As we measure and take stock of our differences, it’s important that we not make them weapons.
The attack on the mosque in London is in the news this morning and it has provoked a response from social media.
As I continue to write my second book and stare down the mouth of the really big things happening in the world, I can’t help but have the same feeling as during the past election.
I see fear and it is palpable.
Fear that our world is changing faster and further beyond our measure than the majority of people can comprehend.
Perhaps the killer believes those who attend the mosque are the reason for the change.
Perhaps those in the mosque believe he is.
The camera lens remains tight and focused on small features. Or perhaps, it is focused on the carnage right there and then.
A wider angle would show a crowd in shock. Further out, it would show people busy with their lives — a sense that the world and their time within it short.
No time. Precious time.
A wider angle still would show a world in turmoil.
A world changed by us.
A world in which ancient forests are regularly clearcut, slashed and burned. Tiny microbes marching forth as it happens. Ebola killing gorillas and chimpanzees by the thousands pushing them to the margins of extinction.

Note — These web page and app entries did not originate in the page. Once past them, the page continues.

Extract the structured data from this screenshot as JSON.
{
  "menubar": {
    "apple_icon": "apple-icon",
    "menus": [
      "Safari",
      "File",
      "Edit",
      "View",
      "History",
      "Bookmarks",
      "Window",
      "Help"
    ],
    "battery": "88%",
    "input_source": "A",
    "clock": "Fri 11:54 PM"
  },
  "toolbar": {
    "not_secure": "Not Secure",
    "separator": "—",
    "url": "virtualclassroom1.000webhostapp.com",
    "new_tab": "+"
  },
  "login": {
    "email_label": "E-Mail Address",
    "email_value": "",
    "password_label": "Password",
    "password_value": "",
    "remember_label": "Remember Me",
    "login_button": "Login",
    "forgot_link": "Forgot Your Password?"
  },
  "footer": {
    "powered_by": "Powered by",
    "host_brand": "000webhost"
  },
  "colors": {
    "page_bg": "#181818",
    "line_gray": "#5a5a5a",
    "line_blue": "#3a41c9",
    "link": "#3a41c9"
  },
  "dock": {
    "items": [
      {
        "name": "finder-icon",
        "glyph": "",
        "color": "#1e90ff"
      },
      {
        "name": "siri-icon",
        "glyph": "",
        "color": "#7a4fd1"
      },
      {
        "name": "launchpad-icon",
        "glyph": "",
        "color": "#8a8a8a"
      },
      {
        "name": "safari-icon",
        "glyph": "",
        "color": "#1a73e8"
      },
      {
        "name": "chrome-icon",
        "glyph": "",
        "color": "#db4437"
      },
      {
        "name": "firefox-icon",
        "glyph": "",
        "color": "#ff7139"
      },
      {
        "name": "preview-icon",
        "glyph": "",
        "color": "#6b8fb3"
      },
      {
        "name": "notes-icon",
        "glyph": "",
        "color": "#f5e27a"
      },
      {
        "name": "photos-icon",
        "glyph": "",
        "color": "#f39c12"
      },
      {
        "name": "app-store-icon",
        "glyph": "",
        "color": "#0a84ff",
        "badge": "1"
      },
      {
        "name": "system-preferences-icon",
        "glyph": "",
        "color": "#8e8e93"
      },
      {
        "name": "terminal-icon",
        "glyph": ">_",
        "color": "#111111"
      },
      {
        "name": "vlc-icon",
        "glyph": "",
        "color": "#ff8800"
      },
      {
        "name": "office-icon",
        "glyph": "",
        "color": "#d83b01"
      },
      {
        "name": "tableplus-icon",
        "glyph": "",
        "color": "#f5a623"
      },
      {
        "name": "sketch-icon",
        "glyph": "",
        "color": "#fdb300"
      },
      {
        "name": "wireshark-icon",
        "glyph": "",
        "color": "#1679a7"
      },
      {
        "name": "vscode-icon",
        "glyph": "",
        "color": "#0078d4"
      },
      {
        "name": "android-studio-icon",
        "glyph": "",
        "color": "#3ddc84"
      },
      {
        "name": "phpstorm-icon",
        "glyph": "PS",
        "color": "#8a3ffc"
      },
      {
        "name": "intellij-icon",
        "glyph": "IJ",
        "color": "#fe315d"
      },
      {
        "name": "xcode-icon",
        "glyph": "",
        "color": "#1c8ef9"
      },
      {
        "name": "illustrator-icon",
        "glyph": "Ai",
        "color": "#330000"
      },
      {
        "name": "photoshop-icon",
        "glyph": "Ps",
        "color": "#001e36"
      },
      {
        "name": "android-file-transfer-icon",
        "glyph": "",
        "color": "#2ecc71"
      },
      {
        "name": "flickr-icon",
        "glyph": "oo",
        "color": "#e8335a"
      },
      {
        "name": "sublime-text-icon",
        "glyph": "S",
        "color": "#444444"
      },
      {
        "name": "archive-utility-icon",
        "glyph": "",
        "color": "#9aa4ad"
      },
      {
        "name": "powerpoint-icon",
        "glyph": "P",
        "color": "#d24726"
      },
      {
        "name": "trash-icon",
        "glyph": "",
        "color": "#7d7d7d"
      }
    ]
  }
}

A world in which polar bears cling emaciated to the shores and dream of dinner.
A world in which artificially intelligent machines will one day save us before they replace us.
A world that dreams of leaving this place and colonizing a planet on which we will have to breathe artificially created air and eat artificially created food.
A world that can splice out a defective piece of DNA and insert a replica of the good, but that can also change an elephant into a wooly mammoth. A world that can take that same technology and clone ourselves.
A world that can insert hardware and software into our brains to make us competitive with the artificially intelligent machines we’ve created.
A world in which all of the above technology can be crowdfunded and augmented through open sourcing.
Think about it.
Are the people leaving the mosque so different from us?
Is the killer so different from us?
Fear makes us the same.